Monday, August 2, 2010


Recently somebody said that I liked being the "Outsider" of one of my poems. It was, she further said, my "persona". I suggested this woman see a Mad strip showing a beautiful woman complaining she never had time for herself, and her not that great friend saying something akin to "shut up!". This friend, who slots people in according to what they can do for her, is a not bad looking JAP who never had to struggle for boyfriends. She probably never had somebody break up a relationship by calling in the middle of Thanksgiving dinner (!) to say that she was looking for somebody who "made more money." Of course, in the recent financial downtrend, this same woman is probably standing on the corner going "hey sailor!". Then there was the woman who broke up with me three days before Valentine's Day whom I spotted holding hands with somebody in a fancy club. Yeah girls, love that loot!
Now that my first volume of poetry in thirty years has come out I've regained some of my lost mojo. Just today I was chatting up a gorgeous Russian blonde I've known for a few years. When I mentioned my book was poetry she seemed to grow all misty eyed. I gave her a copy, which she said she'd read on the way home. Hoping that might be a way to her heart I asked for a date via poem. Hopefully this beautiful Brighton Beach resident (where else would a babushka babe live?) will join me for coffee or dinner. This being me (right Steve, put yourself down) she's probably already involved with somebody. I'll keep my fingers, toes and eyes crossed. Let you know what happens in a future column.
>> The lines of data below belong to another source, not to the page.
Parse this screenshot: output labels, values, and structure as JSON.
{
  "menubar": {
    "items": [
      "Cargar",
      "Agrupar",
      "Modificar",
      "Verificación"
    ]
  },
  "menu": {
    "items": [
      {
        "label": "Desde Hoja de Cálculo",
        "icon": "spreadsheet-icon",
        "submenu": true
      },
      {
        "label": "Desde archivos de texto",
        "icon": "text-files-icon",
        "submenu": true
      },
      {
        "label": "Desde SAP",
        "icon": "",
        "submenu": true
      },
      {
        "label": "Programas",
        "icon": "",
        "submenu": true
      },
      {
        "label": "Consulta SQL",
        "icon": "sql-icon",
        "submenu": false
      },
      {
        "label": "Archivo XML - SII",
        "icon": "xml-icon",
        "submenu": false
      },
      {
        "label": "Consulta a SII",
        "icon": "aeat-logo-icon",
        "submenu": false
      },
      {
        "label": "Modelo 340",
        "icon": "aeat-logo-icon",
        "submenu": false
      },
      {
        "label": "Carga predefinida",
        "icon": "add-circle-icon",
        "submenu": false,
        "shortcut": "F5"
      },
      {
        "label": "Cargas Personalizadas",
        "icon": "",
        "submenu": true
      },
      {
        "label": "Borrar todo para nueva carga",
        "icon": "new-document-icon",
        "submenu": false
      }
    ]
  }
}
Thursday, July 29, 2010


For those of my readers who share my reading pleasures, Mad Magazine is up there in the top ten. I remember articles showing how genetics could improve on reality, something which in this cellphone, text messaging society is badly needed. Feet would develop radar to warn of obstacles such as puddles, other pedestrians and cars, one ear would become huge to envelop the phone, and fingers would be ultra-thin and tactile to access the small keyboards.
I remember a cartoon showing a couple walking down the street hand in hand with each one on a telephone. This was brought home to Your Humble when I noticed a couple hand in handing in down the street and turning in to an outdoor cafe. No sooner had they sat down when the female received a phone call. She answered, and her hapless companion waited. And waited. And...well, I daren't repeat myself. After some fifteen minutes the heat waves emanating from the male's head were hopefully due to the heat and not anger. Finally he became totally fed up with his companion. Picking up his water glass, he overturned it on his companion's head and stormed off. She chattered on, dateless but probably cooler.


Jeweled scimitar in smoldering street
Without a wielder incomplete
What child left you after pleasure
Pint size pirate imagining treasure

What seas did imagination sail
Boundless horizons, skuas wail
Hydrant spray is endless sea
Jeweled scimitar, speak to me

What child's hand held this toy
Unfettered imagination gives off joy